■ WORK TASK: Every line below that holds the string "JSON" should be copied.
▬▬▬
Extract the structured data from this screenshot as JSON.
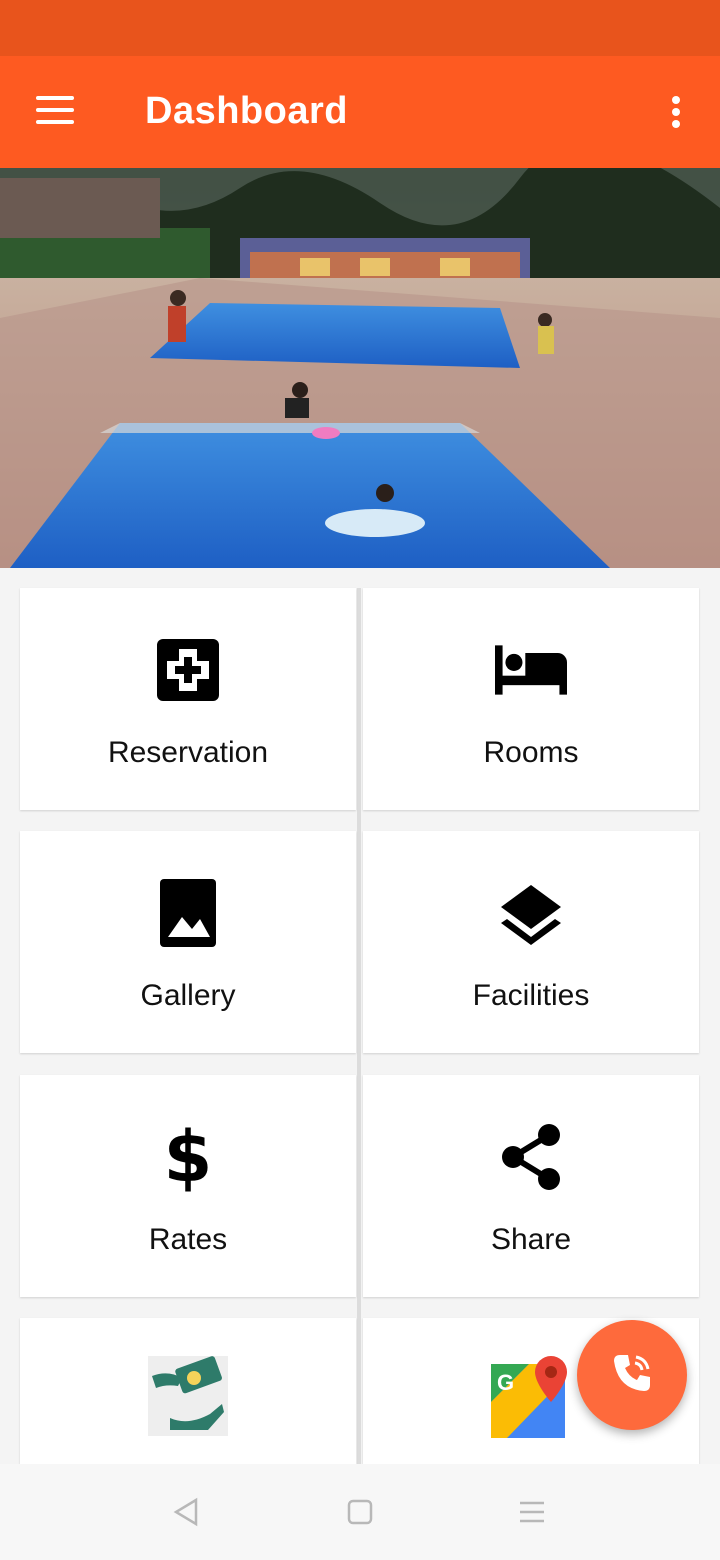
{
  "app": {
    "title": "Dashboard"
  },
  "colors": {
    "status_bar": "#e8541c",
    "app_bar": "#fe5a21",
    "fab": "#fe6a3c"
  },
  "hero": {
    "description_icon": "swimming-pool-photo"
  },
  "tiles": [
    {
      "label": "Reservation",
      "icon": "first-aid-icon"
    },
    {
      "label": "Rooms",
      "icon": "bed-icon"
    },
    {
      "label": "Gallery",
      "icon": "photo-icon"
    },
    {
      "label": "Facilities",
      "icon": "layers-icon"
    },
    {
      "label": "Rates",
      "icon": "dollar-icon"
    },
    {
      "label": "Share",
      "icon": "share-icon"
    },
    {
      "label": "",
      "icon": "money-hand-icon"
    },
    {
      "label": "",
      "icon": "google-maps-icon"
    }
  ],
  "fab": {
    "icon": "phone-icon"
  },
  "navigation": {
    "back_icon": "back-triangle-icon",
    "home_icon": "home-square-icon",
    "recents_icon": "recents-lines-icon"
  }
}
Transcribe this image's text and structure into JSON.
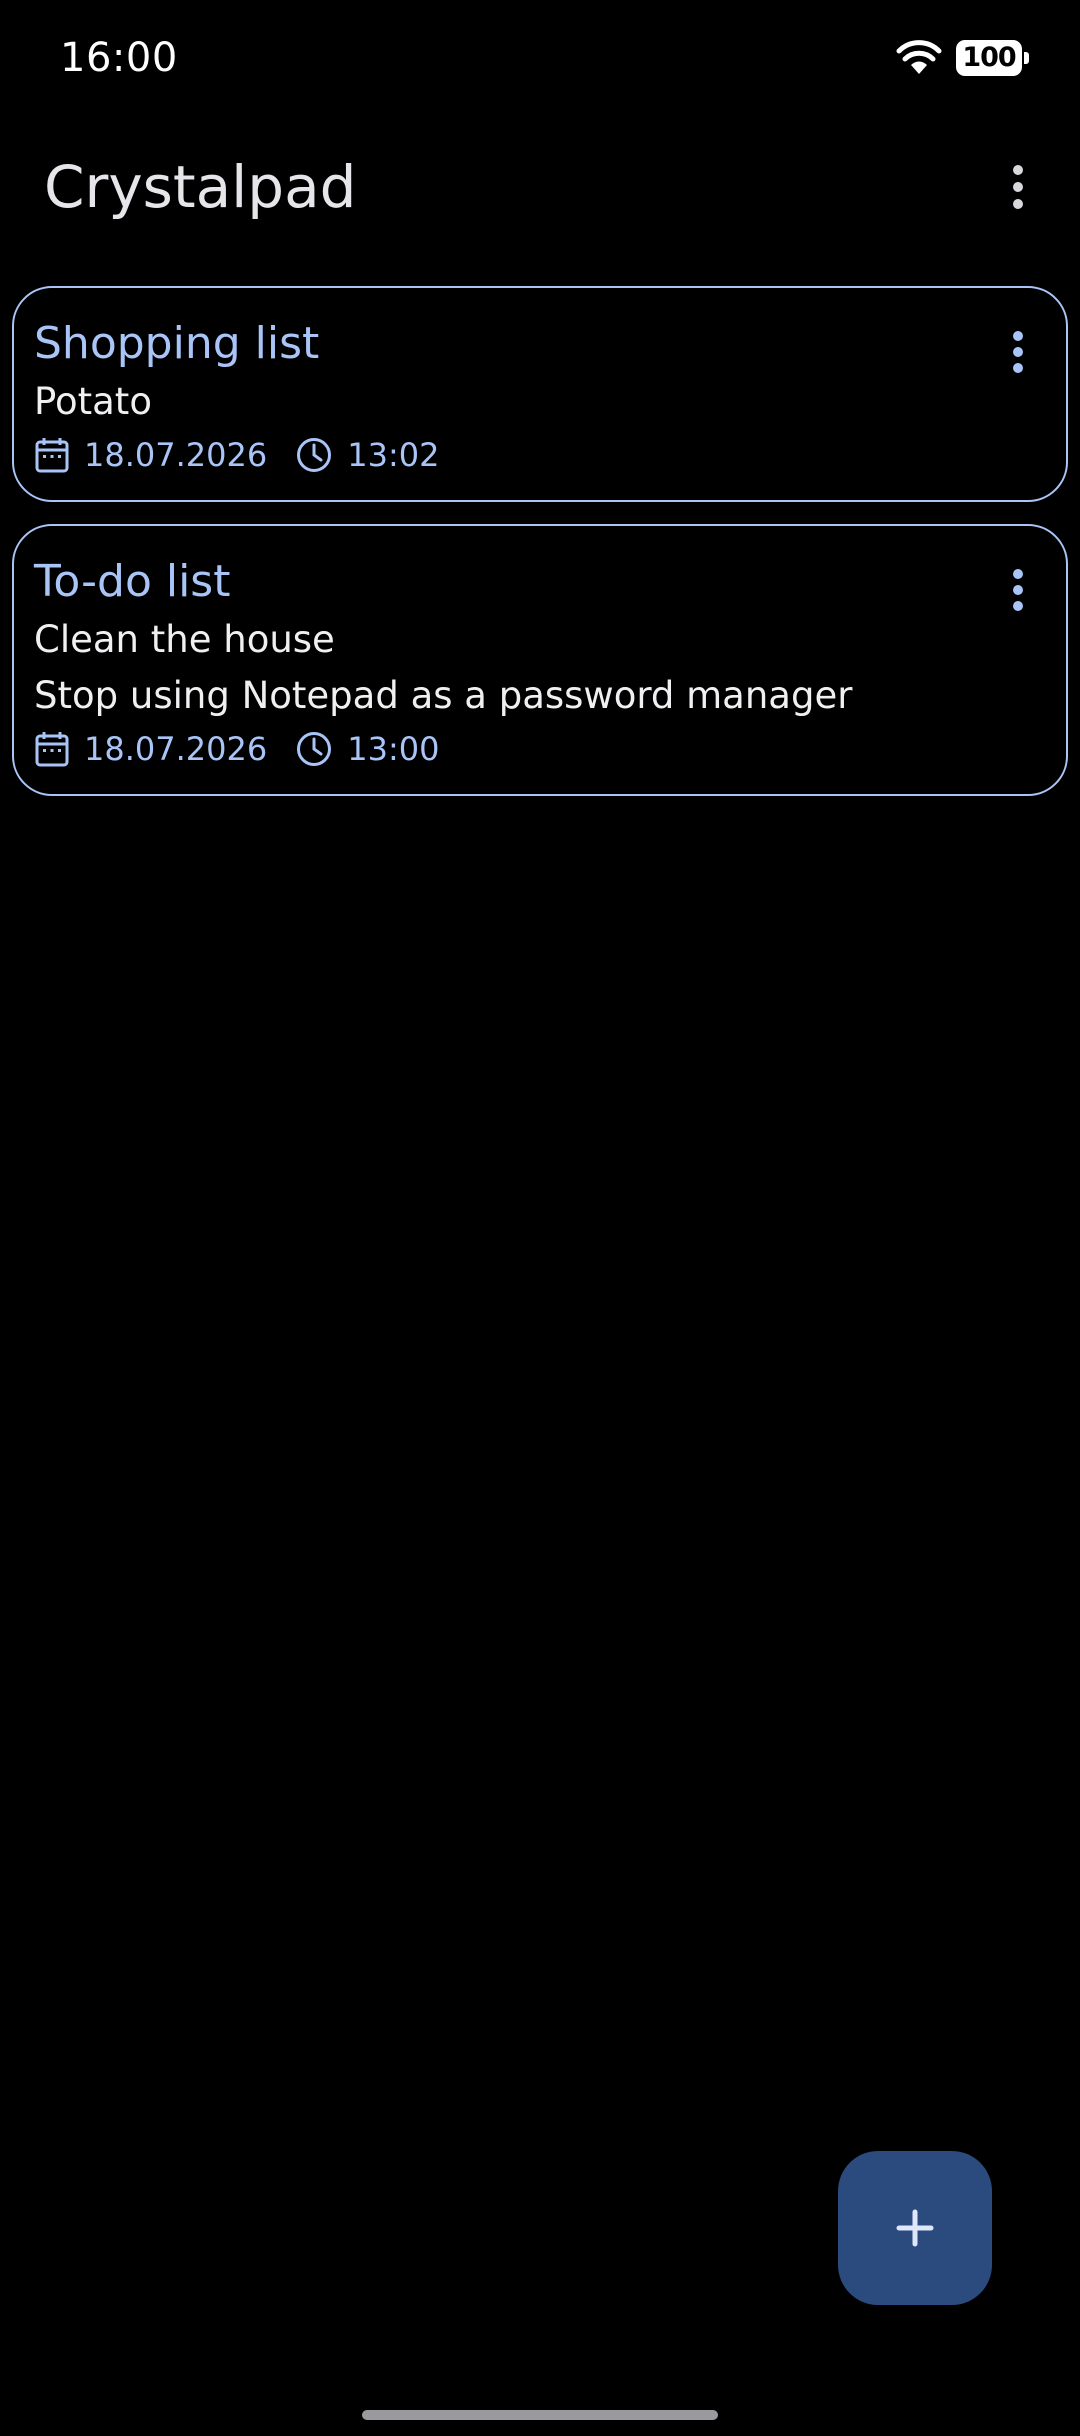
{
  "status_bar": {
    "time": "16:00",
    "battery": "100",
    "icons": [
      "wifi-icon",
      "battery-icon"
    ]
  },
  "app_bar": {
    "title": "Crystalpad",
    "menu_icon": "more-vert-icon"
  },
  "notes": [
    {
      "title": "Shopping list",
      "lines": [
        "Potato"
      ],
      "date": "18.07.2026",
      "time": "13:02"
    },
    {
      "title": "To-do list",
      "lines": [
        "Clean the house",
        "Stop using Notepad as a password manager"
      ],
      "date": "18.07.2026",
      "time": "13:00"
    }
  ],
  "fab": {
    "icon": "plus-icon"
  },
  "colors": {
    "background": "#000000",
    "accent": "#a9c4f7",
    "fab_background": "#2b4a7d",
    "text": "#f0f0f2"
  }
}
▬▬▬
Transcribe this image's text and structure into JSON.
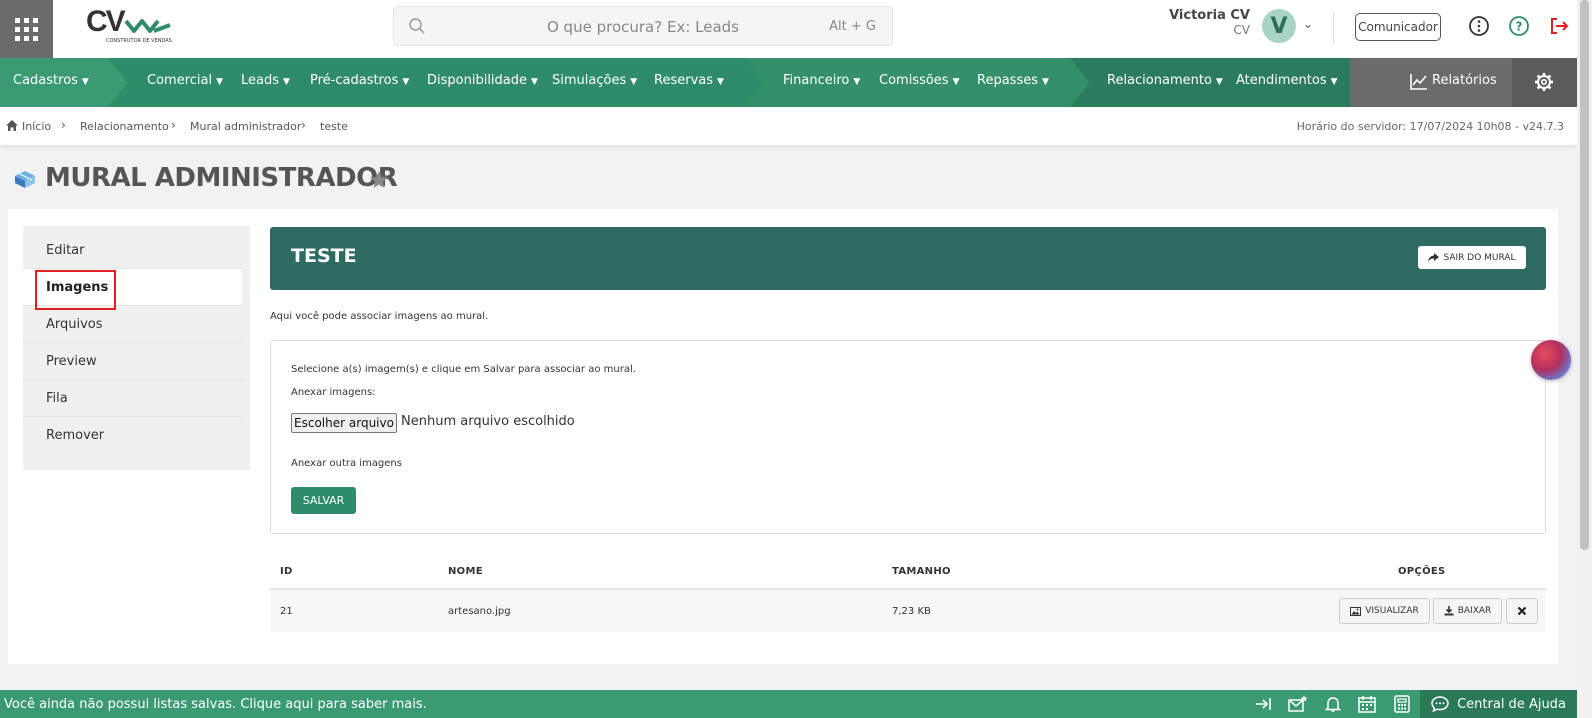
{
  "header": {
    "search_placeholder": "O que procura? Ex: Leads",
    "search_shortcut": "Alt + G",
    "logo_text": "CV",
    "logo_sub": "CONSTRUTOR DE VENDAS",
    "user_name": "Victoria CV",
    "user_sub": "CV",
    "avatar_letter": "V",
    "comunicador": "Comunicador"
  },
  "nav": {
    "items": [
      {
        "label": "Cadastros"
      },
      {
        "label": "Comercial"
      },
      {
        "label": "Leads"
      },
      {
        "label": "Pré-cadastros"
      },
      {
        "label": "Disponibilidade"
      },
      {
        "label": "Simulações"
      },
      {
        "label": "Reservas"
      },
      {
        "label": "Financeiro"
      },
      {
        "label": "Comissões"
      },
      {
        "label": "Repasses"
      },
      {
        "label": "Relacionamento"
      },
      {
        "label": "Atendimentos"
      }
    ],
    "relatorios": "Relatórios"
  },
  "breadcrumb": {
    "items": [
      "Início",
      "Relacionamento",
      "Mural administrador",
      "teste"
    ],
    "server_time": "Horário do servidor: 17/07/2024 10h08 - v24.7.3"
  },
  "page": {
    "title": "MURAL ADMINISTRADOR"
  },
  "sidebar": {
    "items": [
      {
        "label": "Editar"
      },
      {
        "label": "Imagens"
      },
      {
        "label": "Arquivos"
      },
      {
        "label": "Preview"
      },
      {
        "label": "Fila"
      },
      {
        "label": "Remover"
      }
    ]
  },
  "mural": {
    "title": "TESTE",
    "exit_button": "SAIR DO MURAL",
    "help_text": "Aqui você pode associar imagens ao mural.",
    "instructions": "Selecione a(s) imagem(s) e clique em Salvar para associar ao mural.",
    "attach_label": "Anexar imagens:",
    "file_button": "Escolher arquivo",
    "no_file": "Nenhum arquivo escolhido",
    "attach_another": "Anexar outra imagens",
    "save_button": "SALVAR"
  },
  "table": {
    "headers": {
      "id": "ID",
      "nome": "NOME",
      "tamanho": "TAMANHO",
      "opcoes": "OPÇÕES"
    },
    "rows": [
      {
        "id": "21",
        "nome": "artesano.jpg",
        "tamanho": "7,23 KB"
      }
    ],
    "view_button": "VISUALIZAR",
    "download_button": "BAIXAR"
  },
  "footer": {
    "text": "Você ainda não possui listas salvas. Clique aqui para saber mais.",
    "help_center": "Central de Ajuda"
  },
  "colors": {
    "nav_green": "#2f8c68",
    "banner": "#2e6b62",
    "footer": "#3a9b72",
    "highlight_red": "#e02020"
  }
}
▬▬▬
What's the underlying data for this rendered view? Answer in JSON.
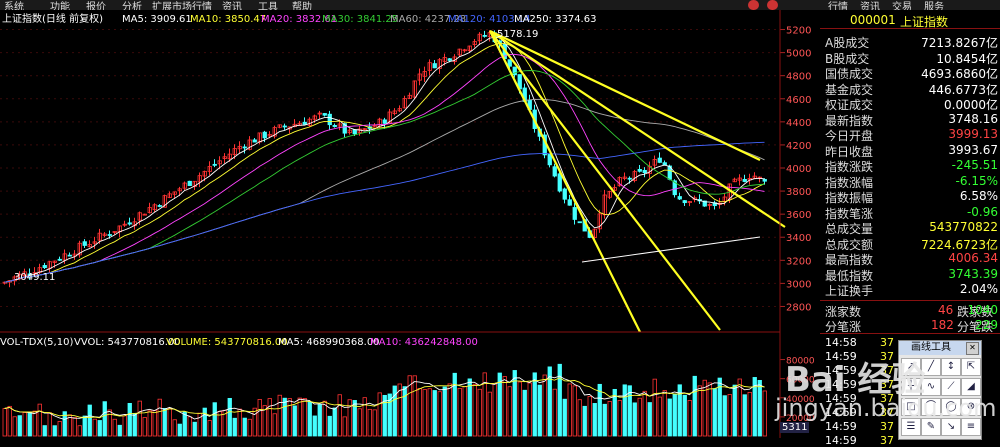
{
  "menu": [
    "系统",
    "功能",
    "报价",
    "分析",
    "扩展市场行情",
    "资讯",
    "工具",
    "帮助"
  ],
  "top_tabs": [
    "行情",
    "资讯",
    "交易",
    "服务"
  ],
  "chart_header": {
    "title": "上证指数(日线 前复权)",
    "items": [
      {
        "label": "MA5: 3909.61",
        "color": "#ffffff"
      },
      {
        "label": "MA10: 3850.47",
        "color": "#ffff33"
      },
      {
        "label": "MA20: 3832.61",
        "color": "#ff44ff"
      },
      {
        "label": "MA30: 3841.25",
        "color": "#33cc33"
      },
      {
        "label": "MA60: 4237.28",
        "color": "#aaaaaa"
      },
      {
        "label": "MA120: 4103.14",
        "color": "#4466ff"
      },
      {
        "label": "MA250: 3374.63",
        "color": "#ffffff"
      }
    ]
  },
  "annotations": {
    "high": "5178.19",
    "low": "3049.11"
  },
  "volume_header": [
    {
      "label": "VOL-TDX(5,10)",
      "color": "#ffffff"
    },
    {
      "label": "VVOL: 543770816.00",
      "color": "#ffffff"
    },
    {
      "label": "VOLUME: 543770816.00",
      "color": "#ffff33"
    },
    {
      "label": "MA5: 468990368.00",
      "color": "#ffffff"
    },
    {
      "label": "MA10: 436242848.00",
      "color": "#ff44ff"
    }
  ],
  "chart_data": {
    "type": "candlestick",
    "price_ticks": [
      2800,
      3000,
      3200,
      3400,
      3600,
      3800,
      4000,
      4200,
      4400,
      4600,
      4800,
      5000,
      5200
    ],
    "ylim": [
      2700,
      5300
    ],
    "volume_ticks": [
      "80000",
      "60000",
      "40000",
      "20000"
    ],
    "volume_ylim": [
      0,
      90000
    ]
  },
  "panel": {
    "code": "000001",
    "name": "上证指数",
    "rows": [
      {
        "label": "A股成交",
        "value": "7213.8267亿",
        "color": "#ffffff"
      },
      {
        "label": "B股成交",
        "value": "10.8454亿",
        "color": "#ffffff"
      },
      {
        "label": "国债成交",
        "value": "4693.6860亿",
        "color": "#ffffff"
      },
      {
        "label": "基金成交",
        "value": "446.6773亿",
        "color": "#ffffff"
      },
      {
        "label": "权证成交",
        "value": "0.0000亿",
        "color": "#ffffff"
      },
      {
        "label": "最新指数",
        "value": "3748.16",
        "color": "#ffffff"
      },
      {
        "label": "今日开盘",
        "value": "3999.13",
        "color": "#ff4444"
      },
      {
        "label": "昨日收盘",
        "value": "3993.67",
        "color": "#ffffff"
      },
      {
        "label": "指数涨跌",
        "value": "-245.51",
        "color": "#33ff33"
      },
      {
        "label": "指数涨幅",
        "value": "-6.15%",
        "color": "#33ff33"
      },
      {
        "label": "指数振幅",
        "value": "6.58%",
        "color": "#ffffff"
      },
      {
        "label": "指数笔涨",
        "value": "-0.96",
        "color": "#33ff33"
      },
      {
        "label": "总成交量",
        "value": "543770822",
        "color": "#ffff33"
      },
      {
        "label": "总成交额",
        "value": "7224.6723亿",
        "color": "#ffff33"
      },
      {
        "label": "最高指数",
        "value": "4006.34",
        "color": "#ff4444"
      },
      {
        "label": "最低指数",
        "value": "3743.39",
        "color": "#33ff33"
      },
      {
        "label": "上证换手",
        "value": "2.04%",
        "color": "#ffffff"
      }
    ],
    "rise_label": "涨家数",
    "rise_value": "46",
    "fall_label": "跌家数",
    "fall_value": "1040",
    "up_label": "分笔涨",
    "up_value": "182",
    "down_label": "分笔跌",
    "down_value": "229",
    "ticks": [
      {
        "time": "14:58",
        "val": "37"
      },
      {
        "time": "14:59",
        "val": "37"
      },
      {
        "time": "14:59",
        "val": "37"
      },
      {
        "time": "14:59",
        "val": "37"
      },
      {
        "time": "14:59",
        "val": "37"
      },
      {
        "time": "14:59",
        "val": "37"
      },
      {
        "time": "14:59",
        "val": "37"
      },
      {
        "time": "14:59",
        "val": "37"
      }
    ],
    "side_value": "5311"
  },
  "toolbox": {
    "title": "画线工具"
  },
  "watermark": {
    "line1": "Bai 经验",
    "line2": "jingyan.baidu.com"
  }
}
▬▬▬
■ RESPONSE FOR THIS EXERCISE:
Extract the structured data from this screenshot as JSON.
Transcribe this image's text and structure into JSON.
Transcribe this image's text and structure into JSON.
What's the underlying data for this rendered view? Answer in JSON.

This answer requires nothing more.